Stored data
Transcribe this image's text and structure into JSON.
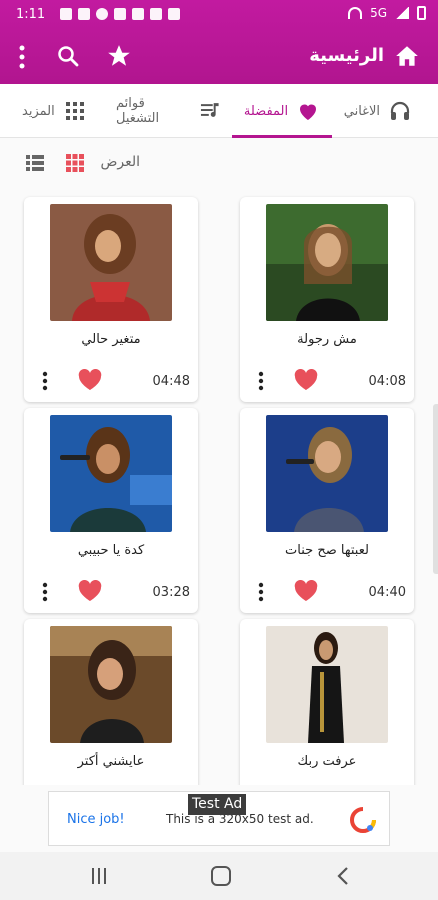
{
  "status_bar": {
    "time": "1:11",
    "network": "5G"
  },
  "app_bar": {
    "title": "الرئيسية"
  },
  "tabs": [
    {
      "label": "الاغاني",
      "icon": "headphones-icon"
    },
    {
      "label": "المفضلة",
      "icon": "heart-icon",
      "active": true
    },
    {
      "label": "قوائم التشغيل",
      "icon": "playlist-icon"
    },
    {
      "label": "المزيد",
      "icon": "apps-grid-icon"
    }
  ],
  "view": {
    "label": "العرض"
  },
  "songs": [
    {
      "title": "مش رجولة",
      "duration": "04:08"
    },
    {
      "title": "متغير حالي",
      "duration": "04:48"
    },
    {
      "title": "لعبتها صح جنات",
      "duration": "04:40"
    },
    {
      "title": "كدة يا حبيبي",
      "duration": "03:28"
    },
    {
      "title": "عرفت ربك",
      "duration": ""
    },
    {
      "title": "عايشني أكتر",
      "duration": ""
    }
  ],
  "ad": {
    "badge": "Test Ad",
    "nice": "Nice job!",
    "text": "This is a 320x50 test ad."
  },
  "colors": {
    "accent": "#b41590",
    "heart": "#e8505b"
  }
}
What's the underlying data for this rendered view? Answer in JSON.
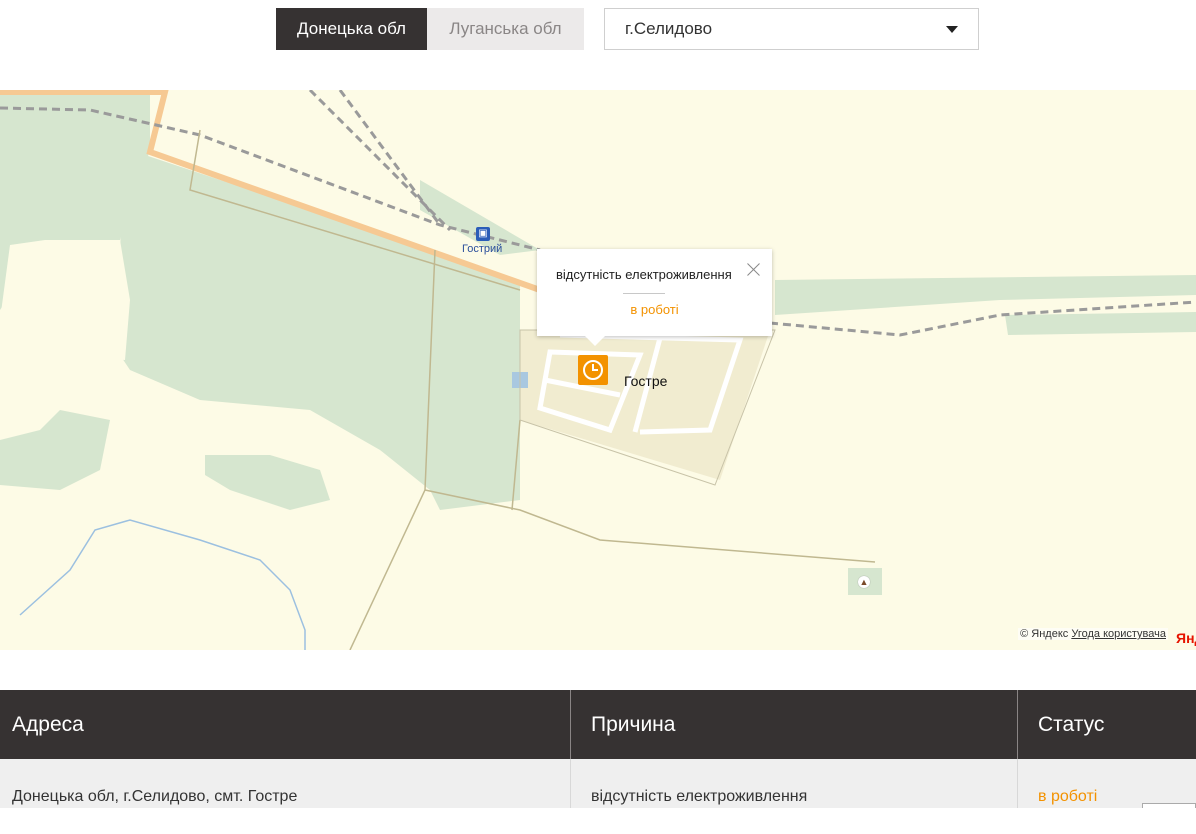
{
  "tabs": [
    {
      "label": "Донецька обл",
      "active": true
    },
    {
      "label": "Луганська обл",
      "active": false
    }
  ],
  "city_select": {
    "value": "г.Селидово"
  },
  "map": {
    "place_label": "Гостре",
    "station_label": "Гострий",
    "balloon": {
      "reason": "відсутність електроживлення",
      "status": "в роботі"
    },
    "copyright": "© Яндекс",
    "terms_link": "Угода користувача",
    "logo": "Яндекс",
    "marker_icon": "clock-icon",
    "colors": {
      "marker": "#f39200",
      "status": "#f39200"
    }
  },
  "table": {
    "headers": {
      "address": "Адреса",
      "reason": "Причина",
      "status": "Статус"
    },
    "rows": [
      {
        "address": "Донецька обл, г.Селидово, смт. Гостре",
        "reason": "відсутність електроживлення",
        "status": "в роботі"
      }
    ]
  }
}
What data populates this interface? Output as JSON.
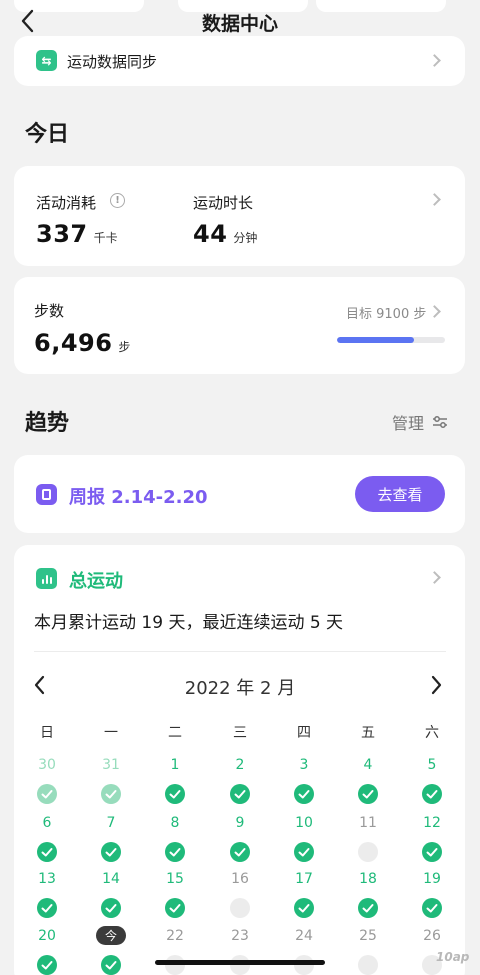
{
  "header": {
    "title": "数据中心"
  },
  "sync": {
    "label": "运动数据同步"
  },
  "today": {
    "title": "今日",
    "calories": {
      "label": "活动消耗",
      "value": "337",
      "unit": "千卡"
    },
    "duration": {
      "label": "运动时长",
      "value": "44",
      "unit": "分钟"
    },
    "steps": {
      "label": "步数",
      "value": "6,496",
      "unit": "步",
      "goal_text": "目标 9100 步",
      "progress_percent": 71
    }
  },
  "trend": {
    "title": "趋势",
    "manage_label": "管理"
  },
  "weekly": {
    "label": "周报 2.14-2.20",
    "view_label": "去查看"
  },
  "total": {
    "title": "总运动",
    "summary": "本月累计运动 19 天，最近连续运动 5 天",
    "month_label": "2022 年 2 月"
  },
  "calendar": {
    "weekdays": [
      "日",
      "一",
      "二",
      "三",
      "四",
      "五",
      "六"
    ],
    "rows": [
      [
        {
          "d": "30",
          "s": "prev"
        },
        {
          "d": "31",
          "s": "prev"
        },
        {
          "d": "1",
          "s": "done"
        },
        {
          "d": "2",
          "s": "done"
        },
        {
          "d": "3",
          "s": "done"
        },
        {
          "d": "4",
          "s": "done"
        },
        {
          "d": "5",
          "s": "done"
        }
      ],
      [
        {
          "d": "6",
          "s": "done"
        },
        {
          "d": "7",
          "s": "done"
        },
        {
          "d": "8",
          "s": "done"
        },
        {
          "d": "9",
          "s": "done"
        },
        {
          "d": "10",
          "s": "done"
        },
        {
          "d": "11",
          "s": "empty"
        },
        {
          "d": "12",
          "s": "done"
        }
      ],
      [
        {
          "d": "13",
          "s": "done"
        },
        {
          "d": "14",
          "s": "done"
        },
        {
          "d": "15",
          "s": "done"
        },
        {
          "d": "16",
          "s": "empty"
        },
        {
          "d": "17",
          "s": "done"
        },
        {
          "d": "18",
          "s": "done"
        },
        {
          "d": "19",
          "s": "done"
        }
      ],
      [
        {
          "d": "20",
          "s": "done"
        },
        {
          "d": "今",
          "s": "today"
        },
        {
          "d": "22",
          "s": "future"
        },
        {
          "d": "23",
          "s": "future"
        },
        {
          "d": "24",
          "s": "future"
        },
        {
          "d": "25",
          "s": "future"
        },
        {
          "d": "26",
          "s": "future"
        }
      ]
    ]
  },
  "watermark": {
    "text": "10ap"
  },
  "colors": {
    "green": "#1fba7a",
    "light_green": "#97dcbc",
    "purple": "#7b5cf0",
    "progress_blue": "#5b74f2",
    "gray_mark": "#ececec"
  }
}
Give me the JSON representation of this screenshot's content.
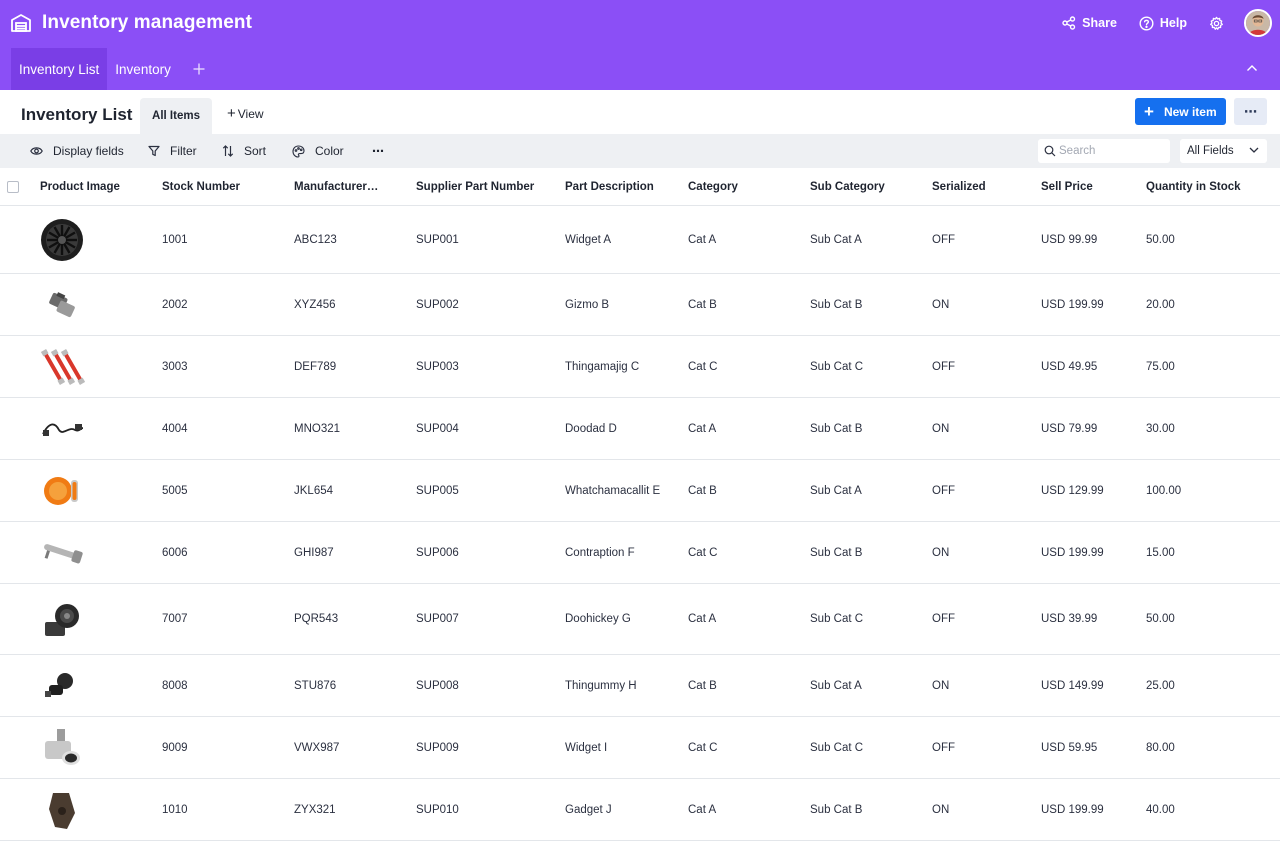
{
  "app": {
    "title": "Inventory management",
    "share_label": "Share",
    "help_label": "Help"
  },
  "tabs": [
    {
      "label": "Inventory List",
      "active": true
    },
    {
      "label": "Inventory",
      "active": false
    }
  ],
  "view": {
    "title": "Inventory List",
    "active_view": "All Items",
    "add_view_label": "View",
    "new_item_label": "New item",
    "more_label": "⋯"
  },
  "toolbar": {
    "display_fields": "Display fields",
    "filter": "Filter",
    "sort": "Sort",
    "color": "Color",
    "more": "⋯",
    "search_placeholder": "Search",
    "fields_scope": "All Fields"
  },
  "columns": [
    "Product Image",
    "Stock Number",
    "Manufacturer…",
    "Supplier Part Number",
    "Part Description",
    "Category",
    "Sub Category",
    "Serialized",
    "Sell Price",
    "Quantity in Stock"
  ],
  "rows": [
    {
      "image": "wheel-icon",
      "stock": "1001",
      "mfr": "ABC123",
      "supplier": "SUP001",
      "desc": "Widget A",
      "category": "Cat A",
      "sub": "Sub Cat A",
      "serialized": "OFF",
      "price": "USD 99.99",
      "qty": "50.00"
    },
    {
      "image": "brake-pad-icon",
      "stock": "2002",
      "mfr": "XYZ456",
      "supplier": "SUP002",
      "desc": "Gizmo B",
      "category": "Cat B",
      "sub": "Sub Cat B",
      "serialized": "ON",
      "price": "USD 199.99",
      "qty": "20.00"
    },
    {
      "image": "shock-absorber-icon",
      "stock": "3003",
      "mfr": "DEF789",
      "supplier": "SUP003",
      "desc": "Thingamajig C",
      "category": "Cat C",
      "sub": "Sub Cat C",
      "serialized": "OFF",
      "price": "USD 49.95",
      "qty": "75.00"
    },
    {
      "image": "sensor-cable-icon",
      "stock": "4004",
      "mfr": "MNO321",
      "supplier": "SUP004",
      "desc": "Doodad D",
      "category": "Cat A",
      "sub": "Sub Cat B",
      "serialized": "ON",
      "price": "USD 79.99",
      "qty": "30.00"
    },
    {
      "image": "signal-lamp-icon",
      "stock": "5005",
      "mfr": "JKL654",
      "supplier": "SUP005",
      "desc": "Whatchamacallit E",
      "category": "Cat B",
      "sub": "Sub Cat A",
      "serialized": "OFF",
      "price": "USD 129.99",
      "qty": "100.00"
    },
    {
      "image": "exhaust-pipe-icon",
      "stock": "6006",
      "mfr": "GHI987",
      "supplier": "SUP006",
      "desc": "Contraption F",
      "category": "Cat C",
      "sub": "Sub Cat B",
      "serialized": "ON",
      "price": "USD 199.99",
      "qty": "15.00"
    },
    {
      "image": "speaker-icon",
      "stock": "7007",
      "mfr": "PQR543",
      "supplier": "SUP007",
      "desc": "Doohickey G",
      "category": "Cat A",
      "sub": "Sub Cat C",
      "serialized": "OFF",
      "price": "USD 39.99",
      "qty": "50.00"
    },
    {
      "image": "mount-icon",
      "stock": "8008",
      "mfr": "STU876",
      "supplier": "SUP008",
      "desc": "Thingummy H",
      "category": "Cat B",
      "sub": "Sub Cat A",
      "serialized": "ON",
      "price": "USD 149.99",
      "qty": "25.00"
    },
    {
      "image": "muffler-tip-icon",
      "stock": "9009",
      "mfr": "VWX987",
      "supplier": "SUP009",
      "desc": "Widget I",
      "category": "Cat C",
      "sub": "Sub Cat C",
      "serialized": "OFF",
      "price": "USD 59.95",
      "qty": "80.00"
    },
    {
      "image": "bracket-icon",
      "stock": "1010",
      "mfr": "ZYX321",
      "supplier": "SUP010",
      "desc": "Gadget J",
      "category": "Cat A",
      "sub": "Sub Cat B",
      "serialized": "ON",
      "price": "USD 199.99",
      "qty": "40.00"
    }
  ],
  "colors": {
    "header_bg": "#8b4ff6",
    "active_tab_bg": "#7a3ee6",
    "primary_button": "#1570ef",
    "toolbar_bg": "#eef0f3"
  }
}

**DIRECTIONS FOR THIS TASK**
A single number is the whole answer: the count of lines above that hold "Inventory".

**OUTPUT OF THE EXERCISE**
4